PROBLEM DESCRIPTION: Below are the records. List every line holding the word "Online".

RECORDED INFORMATION:

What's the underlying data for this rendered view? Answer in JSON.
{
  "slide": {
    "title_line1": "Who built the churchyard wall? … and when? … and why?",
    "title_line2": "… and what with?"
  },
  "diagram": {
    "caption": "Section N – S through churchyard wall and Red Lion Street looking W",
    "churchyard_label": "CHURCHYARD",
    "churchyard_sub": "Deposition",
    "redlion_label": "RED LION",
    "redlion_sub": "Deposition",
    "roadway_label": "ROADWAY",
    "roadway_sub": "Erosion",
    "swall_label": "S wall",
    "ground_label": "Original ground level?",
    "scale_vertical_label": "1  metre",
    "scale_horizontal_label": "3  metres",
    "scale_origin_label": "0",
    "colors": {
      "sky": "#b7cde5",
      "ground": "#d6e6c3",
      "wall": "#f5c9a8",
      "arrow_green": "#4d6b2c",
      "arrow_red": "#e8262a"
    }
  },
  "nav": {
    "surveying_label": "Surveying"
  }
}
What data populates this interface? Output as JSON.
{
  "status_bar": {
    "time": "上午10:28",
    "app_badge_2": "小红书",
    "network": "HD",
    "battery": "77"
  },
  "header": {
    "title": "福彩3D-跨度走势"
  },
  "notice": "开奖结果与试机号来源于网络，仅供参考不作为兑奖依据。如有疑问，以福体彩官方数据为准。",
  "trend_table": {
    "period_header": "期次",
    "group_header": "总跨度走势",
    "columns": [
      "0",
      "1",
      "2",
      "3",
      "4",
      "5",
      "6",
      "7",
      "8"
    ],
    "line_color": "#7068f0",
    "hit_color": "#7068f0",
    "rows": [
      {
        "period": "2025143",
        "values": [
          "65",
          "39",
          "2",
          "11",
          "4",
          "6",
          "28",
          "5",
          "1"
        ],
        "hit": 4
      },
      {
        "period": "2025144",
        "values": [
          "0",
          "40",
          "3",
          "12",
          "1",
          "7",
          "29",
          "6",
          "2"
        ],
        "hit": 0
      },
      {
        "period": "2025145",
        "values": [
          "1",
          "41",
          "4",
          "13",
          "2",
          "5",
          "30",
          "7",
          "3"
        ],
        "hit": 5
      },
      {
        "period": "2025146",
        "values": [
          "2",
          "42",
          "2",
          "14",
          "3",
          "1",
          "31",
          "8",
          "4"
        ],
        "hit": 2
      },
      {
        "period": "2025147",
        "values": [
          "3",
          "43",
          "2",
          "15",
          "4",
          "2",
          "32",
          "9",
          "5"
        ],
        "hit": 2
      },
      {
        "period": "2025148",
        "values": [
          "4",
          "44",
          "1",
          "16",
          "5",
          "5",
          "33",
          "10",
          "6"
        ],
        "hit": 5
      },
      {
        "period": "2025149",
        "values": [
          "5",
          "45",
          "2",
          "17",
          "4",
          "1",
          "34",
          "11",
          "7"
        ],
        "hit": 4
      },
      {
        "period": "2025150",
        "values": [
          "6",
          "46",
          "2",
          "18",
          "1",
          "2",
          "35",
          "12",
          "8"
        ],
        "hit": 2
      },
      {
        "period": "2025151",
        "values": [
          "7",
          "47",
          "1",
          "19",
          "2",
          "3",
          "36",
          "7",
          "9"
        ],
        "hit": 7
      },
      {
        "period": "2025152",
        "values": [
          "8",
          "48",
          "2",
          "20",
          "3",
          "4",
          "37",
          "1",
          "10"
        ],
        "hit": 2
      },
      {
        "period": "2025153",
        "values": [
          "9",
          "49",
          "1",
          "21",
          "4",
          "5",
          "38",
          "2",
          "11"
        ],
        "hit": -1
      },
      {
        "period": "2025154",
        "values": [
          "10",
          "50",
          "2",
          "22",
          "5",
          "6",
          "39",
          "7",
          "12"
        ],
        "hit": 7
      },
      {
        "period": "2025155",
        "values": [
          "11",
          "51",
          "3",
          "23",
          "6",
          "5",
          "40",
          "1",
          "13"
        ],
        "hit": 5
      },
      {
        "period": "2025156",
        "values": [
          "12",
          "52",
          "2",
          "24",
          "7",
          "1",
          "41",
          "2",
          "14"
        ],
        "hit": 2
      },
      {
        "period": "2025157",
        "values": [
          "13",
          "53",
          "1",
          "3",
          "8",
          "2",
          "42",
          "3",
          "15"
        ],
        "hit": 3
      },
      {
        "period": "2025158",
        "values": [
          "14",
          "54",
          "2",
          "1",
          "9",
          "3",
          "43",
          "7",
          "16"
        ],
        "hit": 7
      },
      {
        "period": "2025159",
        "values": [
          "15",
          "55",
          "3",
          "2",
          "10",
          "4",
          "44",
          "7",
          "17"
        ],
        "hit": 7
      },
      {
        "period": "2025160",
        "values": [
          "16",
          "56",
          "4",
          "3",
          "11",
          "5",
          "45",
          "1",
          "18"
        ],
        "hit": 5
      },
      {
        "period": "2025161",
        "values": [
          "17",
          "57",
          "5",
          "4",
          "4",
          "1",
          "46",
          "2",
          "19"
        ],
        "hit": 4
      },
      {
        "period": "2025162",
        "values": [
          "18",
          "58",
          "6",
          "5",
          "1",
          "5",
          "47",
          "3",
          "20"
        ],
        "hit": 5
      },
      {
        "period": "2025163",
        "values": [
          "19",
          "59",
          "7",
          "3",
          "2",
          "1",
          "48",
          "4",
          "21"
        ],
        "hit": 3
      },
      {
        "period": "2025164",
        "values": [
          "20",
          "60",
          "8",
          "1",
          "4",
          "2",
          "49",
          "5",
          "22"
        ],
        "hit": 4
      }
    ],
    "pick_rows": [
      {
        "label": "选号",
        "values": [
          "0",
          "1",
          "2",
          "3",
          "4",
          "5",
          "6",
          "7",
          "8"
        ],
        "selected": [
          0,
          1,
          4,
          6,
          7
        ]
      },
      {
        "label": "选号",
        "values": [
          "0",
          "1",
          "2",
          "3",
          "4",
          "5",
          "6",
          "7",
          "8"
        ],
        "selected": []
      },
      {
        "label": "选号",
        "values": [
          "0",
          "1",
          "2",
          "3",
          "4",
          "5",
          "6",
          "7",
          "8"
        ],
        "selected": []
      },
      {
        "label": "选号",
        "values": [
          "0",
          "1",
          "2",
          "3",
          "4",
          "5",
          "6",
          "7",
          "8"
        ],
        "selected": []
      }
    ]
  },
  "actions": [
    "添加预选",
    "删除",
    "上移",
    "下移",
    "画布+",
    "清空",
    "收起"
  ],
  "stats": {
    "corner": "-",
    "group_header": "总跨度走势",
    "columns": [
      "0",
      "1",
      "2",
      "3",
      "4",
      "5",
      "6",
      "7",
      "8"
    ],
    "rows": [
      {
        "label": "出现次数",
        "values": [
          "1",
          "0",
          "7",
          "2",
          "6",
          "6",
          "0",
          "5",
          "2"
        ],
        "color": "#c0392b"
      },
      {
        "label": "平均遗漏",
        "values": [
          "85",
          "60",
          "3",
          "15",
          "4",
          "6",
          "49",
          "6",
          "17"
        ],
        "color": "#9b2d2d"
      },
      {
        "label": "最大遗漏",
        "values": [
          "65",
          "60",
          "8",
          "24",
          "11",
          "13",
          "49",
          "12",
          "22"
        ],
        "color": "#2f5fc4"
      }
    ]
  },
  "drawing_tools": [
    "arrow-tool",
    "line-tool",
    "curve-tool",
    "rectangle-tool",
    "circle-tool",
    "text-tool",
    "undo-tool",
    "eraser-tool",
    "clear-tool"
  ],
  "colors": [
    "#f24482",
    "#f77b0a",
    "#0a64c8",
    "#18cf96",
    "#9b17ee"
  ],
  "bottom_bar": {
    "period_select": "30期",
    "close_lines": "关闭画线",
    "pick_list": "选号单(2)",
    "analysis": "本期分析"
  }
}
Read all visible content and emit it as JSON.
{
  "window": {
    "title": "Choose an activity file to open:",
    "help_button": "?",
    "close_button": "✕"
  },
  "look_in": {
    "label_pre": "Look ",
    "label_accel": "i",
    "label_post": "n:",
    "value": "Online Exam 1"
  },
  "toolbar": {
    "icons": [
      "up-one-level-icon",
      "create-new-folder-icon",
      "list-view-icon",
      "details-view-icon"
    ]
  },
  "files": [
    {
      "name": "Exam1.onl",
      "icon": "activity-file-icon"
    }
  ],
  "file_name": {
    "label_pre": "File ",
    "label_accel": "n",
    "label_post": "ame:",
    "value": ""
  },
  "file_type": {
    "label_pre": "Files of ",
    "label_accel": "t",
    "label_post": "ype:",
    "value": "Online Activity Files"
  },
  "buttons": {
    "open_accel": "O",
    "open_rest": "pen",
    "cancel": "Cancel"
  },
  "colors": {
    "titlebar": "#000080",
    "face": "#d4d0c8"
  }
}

OUTPUT BELOW:
    "value": "Online Exam 1"
    "value": "Online Activity Files"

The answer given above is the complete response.